[[ Dataset records open ]]

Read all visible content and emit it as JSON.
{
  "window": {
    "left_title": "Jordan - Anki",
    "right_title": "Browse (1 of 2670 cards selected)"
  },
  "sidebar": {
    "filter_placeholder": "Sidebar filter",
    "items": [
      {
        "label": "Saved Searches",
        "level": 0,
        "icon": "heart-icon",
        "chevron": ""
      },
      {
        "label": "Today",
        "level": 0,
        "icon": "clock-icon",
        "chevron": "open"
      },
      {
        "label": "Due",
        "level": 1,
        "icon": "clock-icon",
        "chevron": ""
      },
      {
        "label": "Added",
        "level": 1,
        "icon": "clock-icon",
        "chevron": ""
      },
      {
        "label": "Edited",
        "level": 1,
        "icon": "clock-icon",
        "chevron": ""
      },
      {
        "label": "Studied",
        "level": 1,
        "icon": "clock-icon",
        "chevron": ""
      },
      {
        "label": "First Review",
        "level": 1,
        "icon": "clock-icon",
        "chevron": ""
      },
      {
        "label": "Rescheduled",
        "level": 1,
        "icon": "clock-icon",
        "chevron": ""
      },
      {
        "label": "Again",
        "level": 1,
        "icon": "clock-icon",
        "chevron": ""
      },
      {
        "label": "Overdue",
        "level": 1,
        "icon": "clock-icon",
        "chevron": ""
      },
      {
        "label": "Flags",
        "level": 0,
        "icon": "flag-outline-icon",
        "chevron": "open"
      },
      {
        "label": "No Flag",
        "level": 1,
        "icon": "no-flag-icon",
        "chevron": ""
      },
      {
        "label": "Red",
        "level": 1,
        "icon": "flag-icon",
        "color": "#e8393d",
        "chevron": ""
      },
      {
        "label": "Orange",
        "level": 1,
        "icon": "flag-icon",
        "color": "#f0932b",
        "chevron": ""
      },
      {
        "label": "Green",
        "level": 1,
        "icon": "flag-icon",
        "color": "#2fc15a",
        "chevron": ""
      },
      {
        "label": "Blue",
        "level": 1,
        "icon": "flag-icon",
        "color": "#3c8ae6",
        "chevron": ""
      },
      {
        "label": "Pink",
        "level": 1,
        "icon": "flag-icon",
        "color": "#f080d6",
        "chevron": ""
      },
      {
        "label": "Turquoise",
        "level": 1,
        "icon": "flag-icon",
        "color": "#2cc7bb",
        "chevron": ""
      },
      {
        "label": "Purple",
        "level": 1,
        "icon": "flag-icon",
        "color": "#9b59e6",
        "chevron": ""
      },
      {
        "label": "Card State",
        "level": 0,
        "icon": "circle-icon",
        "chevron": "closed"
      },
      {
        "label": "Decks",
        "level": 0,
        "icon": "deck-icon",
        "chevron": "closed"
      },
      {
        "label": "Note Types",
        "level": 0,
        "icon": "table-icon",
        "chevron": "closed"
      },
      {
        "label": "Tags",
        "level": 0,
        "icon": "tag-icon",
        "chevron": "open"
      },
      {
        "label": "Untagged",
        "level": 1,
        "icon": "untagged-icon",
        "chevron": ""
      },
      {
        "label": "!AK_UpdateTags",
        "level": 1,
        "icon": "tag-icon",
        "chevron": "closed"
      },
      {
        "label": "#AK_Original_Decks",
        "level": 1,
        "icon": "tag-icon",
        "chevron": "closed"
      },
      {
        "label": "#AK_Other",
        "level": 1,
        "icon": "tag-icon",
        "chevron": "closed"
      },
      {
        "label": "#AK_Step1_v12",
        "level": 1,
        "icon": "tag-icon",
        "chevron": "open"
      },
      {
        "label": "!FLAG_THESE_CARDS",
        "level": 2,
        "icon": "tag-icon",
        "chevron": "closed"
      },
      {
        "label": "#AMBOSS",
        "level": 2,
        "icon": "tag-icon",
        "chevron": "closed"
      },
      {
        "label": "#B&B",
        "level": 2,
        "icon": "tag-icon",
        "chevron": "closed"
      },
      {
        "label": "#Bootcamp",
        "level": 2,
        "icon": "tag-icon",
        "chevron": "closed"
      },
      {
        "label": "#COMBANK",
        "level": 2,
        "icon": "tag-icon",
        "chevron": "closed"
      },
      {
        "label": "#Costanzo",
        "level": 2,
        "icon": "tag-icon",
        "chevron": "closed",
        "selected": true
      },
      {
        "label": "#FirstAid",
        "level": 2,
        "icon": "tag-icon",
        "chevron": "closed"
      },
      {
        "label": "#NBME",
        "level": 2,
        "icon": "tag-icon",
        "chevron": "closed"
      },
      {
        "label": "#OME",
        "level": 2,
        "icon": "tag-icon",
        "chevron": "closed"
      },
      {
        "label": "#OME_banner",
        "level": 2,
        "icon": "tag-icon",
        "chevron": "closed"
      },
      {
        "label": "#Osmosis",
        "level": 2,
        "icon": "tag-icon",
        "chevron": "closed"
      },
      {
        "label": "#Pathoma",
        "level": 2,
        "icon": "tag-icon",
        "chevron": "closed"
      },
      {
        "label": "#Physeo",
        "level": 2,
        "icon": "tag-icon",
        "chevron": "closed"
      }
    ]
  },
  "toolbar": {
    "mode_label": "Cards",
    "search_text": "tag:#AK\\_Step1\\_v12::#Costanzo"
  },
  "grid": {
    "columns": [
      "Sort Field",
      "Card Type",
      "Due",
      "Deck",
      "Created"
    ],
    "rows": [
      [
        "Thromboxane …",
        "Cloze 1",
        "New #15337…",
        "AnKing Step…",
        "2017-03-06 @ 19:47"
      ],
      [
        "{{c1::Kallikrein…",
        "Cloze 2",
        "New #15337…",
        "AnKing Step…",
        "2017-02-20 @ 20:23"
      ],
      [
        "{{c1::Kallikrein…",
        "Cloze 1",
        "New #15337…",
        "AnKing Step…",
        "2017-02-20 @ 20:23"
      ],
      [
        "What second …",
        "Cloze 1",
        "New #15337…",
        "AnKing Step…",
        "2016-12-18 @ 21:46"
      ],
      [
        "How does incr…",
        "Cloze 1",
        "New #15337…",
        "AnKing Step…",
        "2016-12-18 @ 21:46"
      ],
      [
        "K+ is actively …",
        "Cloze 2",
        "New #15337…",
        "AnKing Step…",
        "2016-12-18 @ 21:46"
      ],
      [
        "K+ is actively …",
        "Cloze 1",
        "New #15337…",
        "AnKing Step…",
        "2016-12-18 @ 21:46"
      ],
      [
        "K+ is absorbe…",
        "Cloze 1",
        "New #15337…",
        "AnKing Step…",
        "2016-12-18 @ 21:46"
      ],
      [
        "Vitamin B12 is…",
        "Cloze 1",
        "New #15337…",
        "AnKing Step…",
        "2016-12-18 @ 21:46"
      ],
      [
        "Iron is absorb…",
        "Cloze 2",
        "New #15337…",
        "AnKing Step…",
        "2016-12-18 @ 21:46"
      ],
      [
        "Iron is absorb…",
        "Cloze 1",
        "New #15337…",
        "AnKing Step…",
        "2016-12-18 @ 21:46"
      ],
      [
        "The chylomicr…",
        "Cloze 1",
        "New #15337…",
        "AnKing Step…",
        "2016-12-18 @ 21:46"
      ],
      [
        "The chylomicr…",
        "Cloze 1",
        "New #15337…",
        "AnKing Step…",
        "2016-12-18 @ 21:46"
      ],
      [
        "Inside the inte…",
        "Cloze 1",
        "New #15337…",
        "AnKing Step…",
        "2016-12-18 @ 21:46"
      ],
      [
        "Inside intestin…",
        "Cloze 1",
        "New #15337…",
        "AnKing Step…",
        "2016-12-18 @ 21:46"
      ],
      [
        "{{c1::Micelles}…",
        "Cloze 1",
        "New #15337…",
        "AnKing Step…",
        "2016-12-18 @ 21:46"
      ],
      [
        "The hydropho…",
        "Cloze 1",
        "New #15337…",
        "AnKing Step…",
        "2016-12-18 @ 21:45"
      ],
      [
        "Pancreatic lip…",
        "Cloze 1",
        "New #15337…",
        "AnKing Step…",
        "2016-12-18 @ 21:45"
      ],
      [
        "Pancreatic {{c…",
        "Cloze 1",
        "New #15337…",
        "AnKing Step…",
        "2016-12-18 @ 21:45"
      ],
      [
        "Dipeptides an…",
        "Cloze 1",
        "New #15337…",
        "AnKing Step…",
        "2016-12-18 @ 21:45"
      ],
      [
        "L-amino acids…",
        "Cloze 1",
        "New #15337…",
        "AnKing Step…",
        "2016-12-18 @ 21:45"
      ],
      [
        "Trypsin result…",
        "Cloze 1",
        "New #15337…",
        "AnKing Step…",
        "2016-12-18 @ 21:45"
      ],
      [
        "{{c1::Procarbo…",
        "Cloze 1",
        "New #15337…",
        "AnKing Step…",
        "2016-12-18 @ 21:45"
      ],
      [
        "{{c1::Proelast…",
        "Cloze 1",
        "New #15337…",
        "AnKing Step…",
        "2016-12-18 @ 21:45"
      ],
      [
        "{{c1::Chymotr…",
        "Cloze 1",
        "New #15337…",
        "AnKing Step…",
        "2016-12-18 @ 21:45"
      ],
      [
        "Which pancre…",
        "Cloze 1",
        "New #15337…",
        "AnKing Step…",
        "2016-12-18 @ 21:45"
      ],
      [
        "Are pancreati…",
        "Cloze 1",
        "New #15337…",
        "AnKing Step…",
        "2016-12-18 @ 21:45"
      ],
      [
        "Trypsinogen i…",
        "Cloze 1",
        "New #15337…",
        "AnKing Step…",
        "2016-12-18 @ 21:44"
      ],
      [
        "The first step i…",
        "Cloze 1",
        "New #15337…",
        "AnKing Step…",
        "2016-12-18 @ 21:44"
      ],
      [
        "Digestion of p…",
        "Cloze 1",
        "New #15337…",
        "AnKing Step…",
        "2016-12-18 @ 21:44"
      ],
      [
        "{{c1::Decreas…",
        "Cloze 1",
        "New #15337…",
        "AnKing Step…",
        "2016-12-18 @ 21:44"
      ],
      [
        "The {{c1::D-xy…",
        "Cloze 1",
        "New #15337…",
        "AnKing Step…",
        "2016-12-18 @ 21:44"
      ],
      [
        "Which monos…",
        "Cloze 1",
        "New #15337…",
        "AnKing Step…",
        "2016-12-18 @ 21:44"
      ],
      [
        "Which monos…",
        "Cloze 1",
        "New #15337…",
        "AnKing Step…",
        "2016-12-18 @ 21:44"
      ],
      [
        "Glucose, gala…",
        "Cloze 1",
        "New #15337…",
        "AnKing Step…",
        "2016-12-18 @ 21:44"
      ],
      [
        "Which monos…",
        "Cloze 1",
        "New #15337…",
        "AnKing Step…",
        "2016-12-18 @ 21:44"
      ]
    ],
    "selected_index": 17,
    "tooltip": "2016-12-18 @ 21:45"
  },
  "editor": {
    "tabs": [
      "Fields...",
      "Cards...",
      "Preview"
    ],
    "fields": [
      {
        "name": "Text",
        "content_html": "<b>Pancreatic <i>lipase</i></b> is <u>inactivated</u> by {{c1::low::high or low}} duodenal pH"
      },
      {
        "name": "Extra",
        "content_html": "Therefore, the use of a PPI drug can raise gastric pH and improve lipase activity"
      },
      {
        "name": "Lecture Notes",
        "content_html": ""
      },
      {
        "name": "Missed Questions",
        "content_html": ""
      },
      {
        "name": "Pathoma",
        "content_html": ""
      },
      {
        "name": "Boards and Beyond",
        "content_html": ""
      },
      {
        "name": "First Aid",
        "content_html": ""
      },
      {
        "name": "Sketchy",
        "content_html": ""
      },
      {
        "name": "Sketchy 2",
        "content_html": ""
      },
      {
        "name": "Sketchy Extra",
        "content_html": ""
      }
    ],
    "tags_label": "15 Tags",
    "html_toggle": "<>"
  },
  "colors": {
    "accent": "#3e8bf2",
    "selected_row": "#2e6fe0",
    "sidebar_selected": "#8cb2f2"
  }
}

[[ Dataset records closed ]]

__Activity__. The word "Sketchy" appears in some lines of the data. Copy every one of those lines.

__Response to the task__.
        "name": "Sketchy",
        "name": "Sketchy 2",
        "name": "Sketchy Extra",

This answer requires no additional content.